Directions for this task:
Within the data below, copy each line where the string "systemd" is found.

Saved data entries
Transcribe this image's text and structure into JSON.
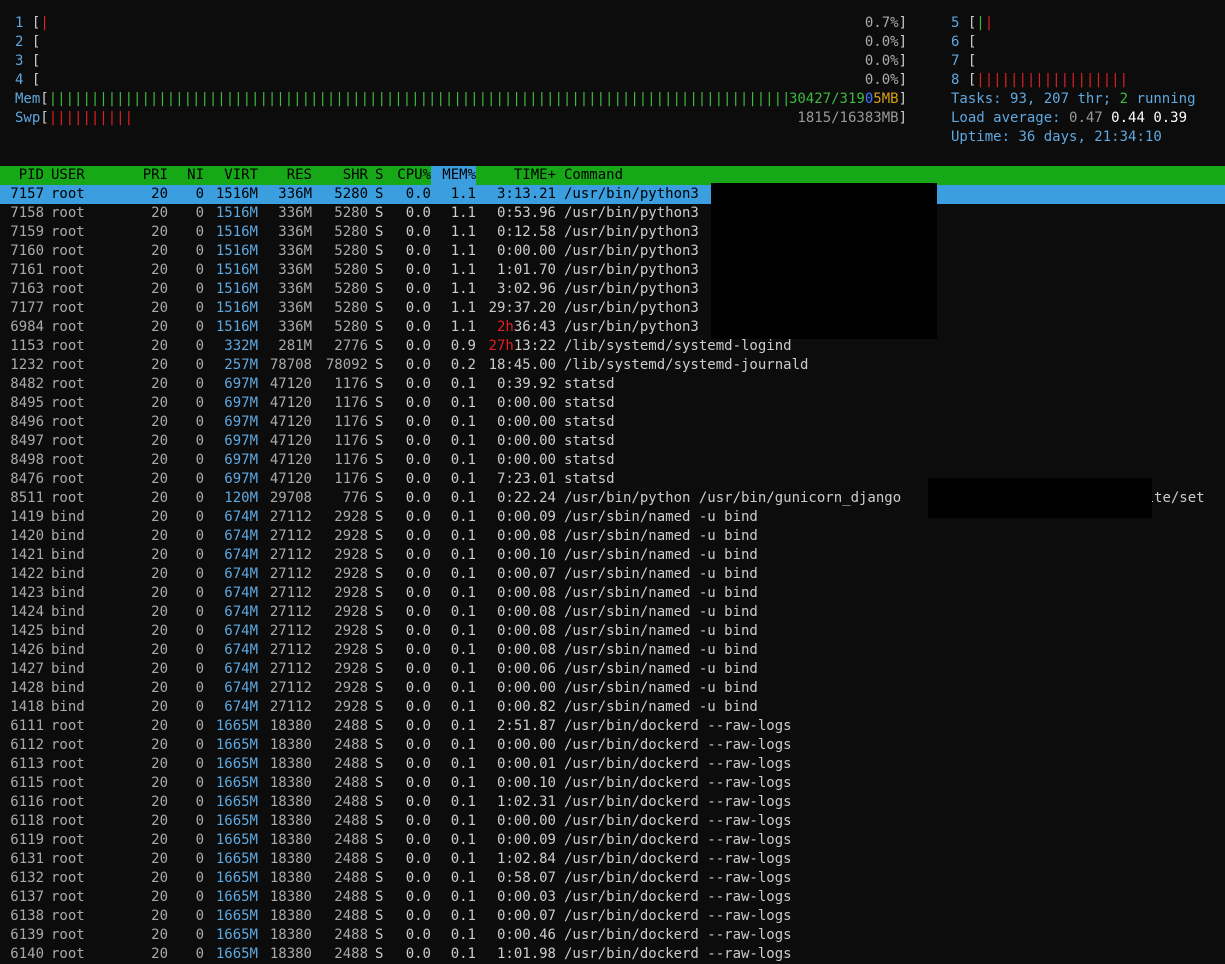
{
  "cpu_left": [
    {
      "label": "1",
      "usage": "0.7%",
      "bars": "|",
      "bars_color": "red"
    },
    {
      "label": "2",
      "usage": "0.0%",
      "bars": "",
      "bars_color": "red"
    },
    {
      "label": "3",
      "usage": "0.0%",
      "bars": "",
      "bars_color": "red"
    },
    {
      "label": "4",
      "usage": "0.0%",
      "bars": "",
      "bars_color": "red"
    }
  ],
  "cpu_right": [
    {
      "label": "5",
      "bars_green": "|",
      "bars_red": "|"
    },
    {
      "label": "6",
      "bars_green": "",
      "bars_red": ""
    },
    {
      "label": "7",
      "bars_green": "",
      "bars_red": ""
    },
    {
      "label": "8",
      "bars_green": "",
      "bars_red": "||||||||||||||||||"
    }
  ],
  "memory": {
    "label": "Mem",
    "bars": "||||||||||||||||||||||||||||||||||||||||||||||||||||||||||||||||||||||||||||||||||||||||||||||||||||||||||",
    "used": "30427",
    "total_a": "/319",
    "total_b": "0",
    "total_c": "5MB"
  },
  "swap": {
    "label": "Swp",
    "bars": "||||||||||",
    "value": "1815/16383MB"
  },
  "stats": {
    "tasks_label": "Tasks:",
    "tasks": "93,",
    "thr": "207",
    "thr_label": "thr;",
    "running": "2",
    "running_label": "running",
    "load_label": "Load average:",
    "load1": "0.47",
    "load5": "0.44",
    "load15": "0.39",
    "uptime_label": "Uptime:",
    "uptime": "36 days, 21:34:10"
  },
  "columns": {
    "pid": "PID",
    "user": "USER",
    "pri": "PRI",
    "ni": "NI",
    "virt": "VIRT",
    "res": "RES",
    "shr": "SHR",
    "s": "S",
    "cpu": "CPU%",
    "mem": "MEM%",
    "time": "TIME+",
    "command": "Command"
  },
  "colors": {
    "header_bg": "#16a816",
    "selection": "#3b9ede",
    "virt_hl": "#3b78ff",
    "red": "#e02020"
  },
  "processes": [
    {
      "pid": "7157",
      "user": "root",
      "pri": "20",
      "ni": "0",
      "virt": "1516M",
      "res": "336M",
      "shr": "5280",
      "s": "S",
      "cpu": "0.0",
      "mem": "1.1",
      "time": "3:13.21",
      "cmd": "/usr/bin/python3",
      "selected": true
    },
    {
      "pid": "7158",
      "user": "root",
      "pri": "20",
      "ni": "0",
      "virt": "1516M",
      "res": "336M",
      "shr": "5280",
      "s": "S",
      "cpu": "0.0",
      "mem": "1.1",
      "time": "0:53.96",
      "cmd": "/usr/bin/python3"
    },
    {
      "pid": "7159",
      "user": "root",
      "pri": "20",
      "ni": "0",
      "virt": "1516M",
      "res": "336M",
      "shr": "5280",
      "s": "S",
      "cpu": "0.0",
      "mem": "1.1",
      "time": "0:12.58",
      "cmd": "/usr/bin/python3"
    },
    {
      "pid": "7160",
      "user": "root",
      "pri": "20",
      "ni": "0",
      "virt": "1516M",
      "res": "336M",
      "shr": "5280",
      "s": "S",
      "cpu": "0.0",
      "mem": "1.1",
      "time": "0:00.00",
      "cmd": "/usr/bin/python3"
    },
    {
      "pid": "7161",
      "user": "root",
      "pri": "20",
      "ni": "0",
      "virt": "1516M",
      "res": "336M",
      "shr": "5280",
      "s": "S",
      "cpu": "0.0",
      "mem": "1.1",
      "time": "1:01.70",
      "cmd": "/usr/bin/python3"
    },
    {
      "pid": "7163",
      "user": "root",
      "pri": "20",
      "ni": "0",
      "virt": "1516M",
      "res": "336M",
      "shr": "5280",
      "s": "S",
      "cpu": "0.0",
      "mem": "1.1",
      "time": "3:02.96",
      "cmd": "/usr/bin/python3"
    },
    {
      "pid": "7177",
      "user": "root",
      "pri": "20",
      "ni": "0",
      "virt": "1516M",
      "res": "336M",
      "shr": "5280",
      "s": "S",
      "cpu": "0.0",
      "mem": "1.1",
      "time": "29:37.20",
      "cmd": "/usr/bin/python3"
    },
    {
      "pid": "6984",
      "user": "root",
      "pri": "20",
      "ni": "0",
      "virt": "1516M",
      "res": "336M",
      "shr": "5280",
      "s": "S",
      "cpu": "0.0",
      "mem": "1.1",
      "time_red": "2h",
      "time": "36:43",
      "cmd": "/usr/bin/python3"
    },
    {
      "pid": "1153",
      "user": "root",
      "pri": "20",
      "ni": "0",
      "virt": "332M",
      "res": "281M",
      "shr": "2776",
      "s": "S",
      "cpu": "0.0",
      "mem": "0.9",
      "time_red": "27h",
      "time": "13:22",
      "cmd": "/lib/systemd/systemd-logind"
    },
    {
      "pid": "1232",
      "user": "root",
      "pri": "20",
      "ni": "0",
      "virt": "257M",
      "res": "78708",
      "shr": "78092",
      "s": "S",
      "cpu": "0.0",
      "mem": "0.2",
      "time": "18:45.00",
      "cmd": "/lib/systemd/systemd-journald"
    },
    {
      "pid": "8482",
      "user": "root",
      "pri": "20",
      "ni": "0",
      "virt": "697M",
      "res": "47120",
      "shr": "1176",
      "s": "S",
      "cpu": "0.0",
      "mem": "0.1",
      "time": "0:39.92",
      "cmd": "statsd"
    },
    {
      "pid": "8495",
      "user": "root",
      "pri": "20",
      "ni": "0",
      "virt": "697M",
      "res": "47120",
      "shr": "1176",
      "s": "S",
      "cpu": "0.0",
      "mem": "0.1",
      "time": "0:00.00",
      "cmd": "statsd"
    },
    {
      "pid": "8496",
      "user": "root",
      "pri": "20",
      "ni": "0",
      "virt": "697M",
      "res": "47120",
      "shr": "1176",
      "s": "S",
      "cpu": "0.0",
      "mem": "0.1",
      "time": "0:00.00",
      "cmd": "statsd"
    },
    {
      "pid": "8497",
      "user": "root",
      "pri": "20",
      "ni": "0",
      "virt": "697M",
      "res": "47120",
      "shr": "1176",
      "s": "S",
      "cpu": "0.0",
      "mem": "0.1",
      "time": "0:00.00",
      "cmd": "statsd"
    },
    {
      "pid": "8498",
      "user": "root",
      "pri": "20",
      "ni": "0",
      "virt": "697M",
      "res": "47120",
      "shr": "1176",
      "s": "S",
      "cpu": "0.0",
      "mem": "0.1",
      "time": "0:00.00",
      "cmd": "statsd"
    },
    {
      "pid": "8476",
      "user": "root",
      "pri": "20",
      "ni": "0",
      "virt": "697M",
      "res": "47120",
      "shr": "1176",
      "s": "S",
      "cpu": "0.0",
      "mem": "0.1",
      "time": "7:23.01",
      "cmd": "statsd"
    },
    {
      "pid": "8511",
      "user": "root",
      "pri": "20",
      "ni": "0",
      "virt": "120M",
      "res": "29708",
      "shr": "776",
      "s": "S",
      "cpu": "0.0",
      "mem": "0.1",
      "time": "0:22.24",
      "cmd": "/usr/bin/python /usr/bin/gunicorn_django                           phite/set"
    },
    {
      "pid": "1419",
      "user": "bind",
      "pri": "20",
      "ni": "0",
      "virt": "674M",
      "res": "27112",
      "shr": "2928",
      "s": "S",
      "cpu": "0.0",
      "mem": "0.1",
      "time": "0:00.09",
      "cmd": "/usr/sbin/named -u bind"
    },
    {
      "pid": "1420",
      "user": "bind",
      "pri": "20",
      "ni": "0",
      "virt": "674M",
      "res": "27112",
      "shr": "2928",
      "s": "S",
      "cpu": "0.0",
      "mem": "0.1",
      "time": "0:00.08",
      "cmd": "/usr/sbin/named -u bind"
    },
    {
      "pid": "1421",
      "user": "bind",
      "pri": "20",
      "ni": "0",
      "virt": "674M",
      "res": "27112",
      "shr": "2928",
      "s": "S",
      "cpu": "0.0",
      "mem": "0.1",
      "time": "0:00.10",
      "cmd": "/usr/sbin/named -u bind"
    },
    {
      "pid": "1422",
      "user": "bind",
      "pri": "20",
      "ni": "0",
      "virt": "674M",
      "res": "27112",
      "shr": "2928",
      "s": "S",
      "cpu": "0.0",
      "mem": "0.1",
      "time": "0:00.07",
      "cmd": "/usr/sbin/named -u bind"
    },
    {
      "pid": "1423",
      "user": "bind",
      "pri": "20",
      "ni": "0",
      "virt": "674M",
      "res": "27112",
      "shr": "2928",
      "s": "S",
      "cpu": "0.0",
      "mem": "0.1",
      "time": "0:00.08",
      "cmd": "/usr/sbin/named -u bind"
    },
    {
      "pid": "1424",
      "user": "bind",
      "pri": "20",
      "ni": "0",
      "virt": "674M",
      "res": "27112",
      "shr": "2928",
      "s": "S",
      "cpu": "0.0",
      "mem": "0.1",
      "time": "0:00.08",
      "cmd": "/usr/sbin/named -u bind"
    },
    {
      "pid": "1425",
      "user": "bind",
      "pri": "20",
      "ni": "0",
      "virt": "674M",
      "res": "27112",
      "shr": "2928",
      "s": "S",
      "cpu": "0.0",
      "mem": "0.1",
      "time": "0:00.08",
      "cmd": "/usr/sbin/named -u bind"
    },
    {
      "pid": "1426",
      "user": "bind",
      "pri": "20",
      "ni": "0",
      "virt": "674M",
      "res": "27112",
      "shr": "2928",
      "s": "S",
      "cpu": "0.0",
      "mem": "0.1",
      "time": "0:00.08",
      "cmd": "/usr/sbin/named -u bind"
    },
    {
      "pid": "1427",
      "user": "bind",
      "pri": "20",
      "ni": "0",
      "virt": "674M",
      "res": "27112",
      "shr": "2928",
      "s": "S",
      "cpu": "0.0",
      "mem": "0.1",
      "time": "0:00.06",
      "cmd": "/usr/sbin/named -u bind"
    },
    {
      "pid": "1428",
      "user": "bind",
      "pri": "20",
      "ni": "0",
      "virt": "674M",
      "res": "27112",
      "shr": "2928",
      "s": "S",
      "cpu": "0.0",
      "mem": "0.1",
      "time": "0:00.00",
      "cmd": "/usr/sbin/named -u bind"
    },
    {
      "pid": "1418",
      "user": "bind",
      "pri": "20",
      "ni": "0",
      "virt": "674M",
      "res": "27112",
      "shr": "2928",
      "s": "S",
      "cpu": "0.0",
      "mem": "0.1",
      "time": "0:00.82",
      "cmd": "/usr/sbin/named -u bind"
    },
    {
      "pid": "6111",
      "user": "root",
      "pri": "20",
      "ni": "0",
      "virt": "1665M",
      "res": "18380",
      "shr": "2488",
      "s": "S",
      "cpu": "0.0",
      "mem": "0.1",
      "time": "2:51.87",
      "cmd": "/usr/bin/dockerd --raw-logs"
    },
    {
      "pid": "6112",
      "user": "root",
      "pri": "20",
      "ni": "0",
      "virt": "1665M",
      "res": "18380",
      "shr": "2488",
      "s": "S",
      "cpu": "0.0",
      "mem": "0.1",
      "time": "0:00.00",
      "cmd": "/usr/bin/dockerd --raw-logs"
    },
    {
      "pid": "6113",
      "user": "root",
      "pri": "20",
      "ni": "0",
      "virt": "1665M",
      "res": "18380",
      "shr": "2488",
      "s": "S",
      "cpu": "0.0",
      "mem": "0.1",
      "time": "0:00.01",
      "cmd": "/usr/bin/dockerd --raw-logs"
    },
    {
      "pid": "6115",
      "user": "root",
      "pri": "20",
      "ni": "0",
      "virt": "1665M",
      "res": "18380",
      "shr": "2488",
      "s": "S",
      "cpu": "0.0",
      "mem": "0.1",
      "time": "0:00.10",
      "cmd": "/usr/bin/dockerd --raw-logs"
    },
    {
      "pid": "6116",
      "user": "root",
      "pri": "20",
      "ni": "0",
      "virt": "1665M",
      "res": "18380",
      "shr": "2488",
      "s": "S",
      "cpu": "0.0",
      "mem": "0.1",
      "time": "1:02.31",
      "cmd": "/usr/bin/dockerd --raw-logs"
    },
    {
      "pid": "6118",
      "user": "root",
      "pri": "20",
      "ni": "0",
      "virt": "1665M",
      "res": "18380",
      "shr": "2488",
      "s": "S",
      "cpu": "0.0",
      "mem": "0.1",
      "time": "0:00.00",
      "cmd": "/usr/bin/dockerd --raw-logs"
    },
    {
      "pid": "6119",
      "user": "root",
      "pri": "20",
      "ni": "0",
      "virt": "1665M",
      "res": "18380",
      "shr": "2488",
      "s": "S",
      "cpu": "0.0",
      "mem": "0.1",
      "time": "0:00.09",
      "cmd": "/usr/bin/dockerd --raw-logs"
    },
    {
      "pid": "6131",
      "user": "root",
      "pri": "20",
      "ni": "0",
      "virt": "1665M",
      "res": "18380",
      "shr": "2488",
      "s": "S",
      "cpu": "0.0",
      "mem": "0.1",
      "time": "1:02.84",
      "cmd": "/usr/bin/dockerd --raw-logs"
    },
    {
      "pid": "6132",
      "user": "root",
      "pri": "20",
      "ni": "0",
      "virt": "1665M",
      "res": "18380",
      "shr": "2488",
      "s": "S",
      "cpu": "0.0",
      "mem": "0.1",
      "time": "0:58.07",
      "cmd": "/usr/bin/dockerd --raw-logs"
    },
    {
      "pid": "6137",
      "user": "root",
      "pri": "20",
      "ni": "0",
      "virt": "1665M",
      "res": "18380",
      "shr": "2488",
      "s": "S",
      "cpu": "0.0",
      "mem": "0.1",
      "time": "0:00.03",
      "cmd": "/usr/bin/dockerd --raw-logs"
    },
    {
      "pid": "6138",
      "user": "root",
      "pri": "20",
      "ni": "0",
      "virt": "1665M",
      "res": "18380",
      "shr": "2488",
      "s": "S",
      "cpu": "0.0",
      "mem": "0.1",
      "time": "0:00.07",
      "cmd": "/usr/bin/dockerd --raw-logs"
    },
    {
      "pid": "6139",
      "user": "root",
      "pri": "20",
      "ni": "0",
      "virt": "1665M",
      "res": "18380",
      "shr": "2488",
      "s": "S",
      "cpu": "0.0",
      "mem": "0.1",
      "time": "0:00.46",
      "cmd": "/usr/bin/dockerd --raw-logs"
    },
    {
      "pid": "6140",
      "user": "root",
      "pri": "20",
      "ni": "0",
      "virt": "1665M",
      "res": "18380",
      "shr": "2488",
      "s": "S",
      "cpu": "0.0",
      "mem": "0.1",
      "time": "1:01.98",
      "cmd": "/usr/bin/dockerd --raw-logs"
    }
  ]
}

Expected output:
      "cmd": "/lib/systemd/systemd-logind"
      "cmd": "/lib/systemd/systemd-journald"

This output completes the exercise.